It’s been a red hot summer for travel and for airline stocks. But the inevitable turbulence has arrived in the slightly surprising form of
The carrier’s update appears to have put the wider sector under pressure, with America’s major airlines plunging into the red Tuesday.
(ticker: ALK) earnings weren’t bad at all. The company, which owns Alaska Airlines and Horizon Air, even posted record quarterly revenue of $2.84 billion and beat earnings estimates.
But it’s Alaska’s third-quarter guidance that seems to be sparking the sector’s losses. The company is forecasting revenue growth to be anywhere between flat and 3% versus 2022–a deceleration from the 7% growth it reported in the second quarter.
Alaska stock tumbled 11% in early trading, while
(JBLU) fell 5.5%,
(LUV) declined 5.8% and
(ULCC) was 6% down.
Perhaps Alaska’s third-quarter guidance signals the softening in travel demand that investors and Wall Street have long been concerned about. Analysts’ expectations for the full-year have sat below the industry’s own forecasts for some months now, although the gap has been shrinking as the summer’s bumper demand has become clear.
But it’s not necessarily time to panic. Domestic travel rebounded strongly last summer and into the second half of 2022, so the comparable periods were always going to be tougher.
Alaska, for example, is still likely to set a new record for quarterly revenue in the third quarter. It’s hardly a slump in demand, yet.
The three largest and most internationally-exposed airlines–
Delta Air Lines
(DAL)–should be less impacted by a potential domestic slowdown, or normalization. That’s being reflected in the stock market–the trio are down between 2.8% and 4%, outperforming the larger declines of the low-cost, domestic-focused airlines.

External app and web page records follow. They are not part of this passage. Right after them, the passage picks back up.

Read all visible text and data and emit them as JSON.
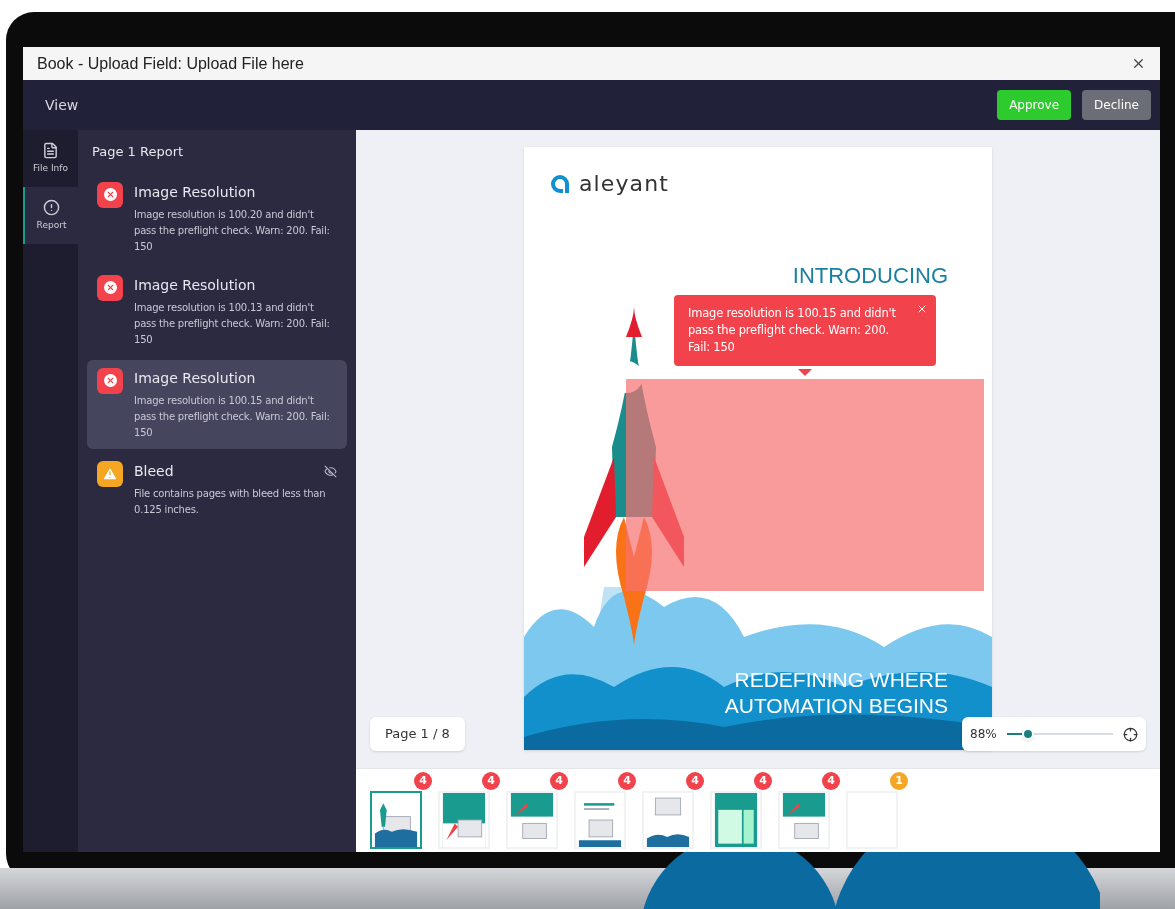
{
  "window": {
    "title": "Book - Upload Field: Upload File here"
  },
  "toolbar": {
    "menu": "View",
    "buttons": [
      {
        "label": "Approve",
        "kind": "primary"
      },
      {
        "label": "Decline",
        "kind": "secondary"
      }
    ]
  },
  "nav": [
    {
      "label": "File Info",
      "kind": "file",
      "selected": false
    },
    {
      "label": "Report",
      "kind": "report",
      "selected": true
    }
  ],
  "report": {
    "title": "Page 1 Report",
    "items": [
      {
        "title": "Image Resolution",
        "message": "Image resolution is 100.20 and didn't pass the preflight check. Warn: 200. Fail: 150",
        "kind": "error",
        "selected": false,
        "hidden": false
      },
      {
        "title": "Image Resolution",
        "message": "Image resolution is 100.13 and didn't pass the preflight check. Warn: 200. Fail: 150",
        "kind": "error",
        "selected": false,
        "hidden": false
      },
      {
        "title": "Image Resolution",
        "message": "Image resolution is 100.15 and didn't pass the preflight check. Warn: 200. Fail: 150",
        "kind": "error",
        "selected": true,
        "hidden": false
      },
      {
        "title": "Bleed",
        "message": "File contains pages with bleed less than 0.125 inches.",
        "kind": "warning",
        "selected": false,
        "hidden": true
      }
    ]
  },
  "page": {
    "logo": "aleyant",
    "heading": "INTRODUCING",
    "tagline": [
      "REDEFINING WHERE",
      "AUTOMATION BEGINS"
    ]
  },
  "tooltip": {
    "text": "Image resolution is 100.15 and didn't pass the preflight check. Warn: 200. Fail: 150"
  },
  "page_indicator": "Page 1 / 8",
  "zoom": {
    "reading": "88%",
    "level": 0.2
  },
  "thumbnails": [
    {
      "count": "4",
      "color": "#f2424c",
      "kind": "cover",
      "selected": true
    },
    {
      "count": "4",
      "color": "#f2424c",
      "kind": "teal",
      "selected": false
    },
    {
      "count": "4",
      "color": "#f2424c",
      "kind": "teal-top",
      "selected": false
    },
    {
      "count": "4",
      "color": "#f2424c",
      "kind": "white",
      "selected": false
    },
    {
      "count": "4",
      "color": "#f2424c",
      "kind": "white-cloud",
      "selected": false
    },
    {
      "count": "4",
      "color": "#f2424c",
      "kind": "teal-grid",
      "selected": false
    },
    {
      "count": "4",
      "color": "#f2424c",
      "kind": "teal-top",
      "selected": false
    },
    {
      "count": "1",
      "color": "#f5a623",
      "kind": "blank",
      "selected": false
    }
  ]
}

Southwest’s earnings before the open Thursday will reveal more about how widespread a potential domestic slowdown really is.
Write to Callum Keown at firstname.lastname@example.org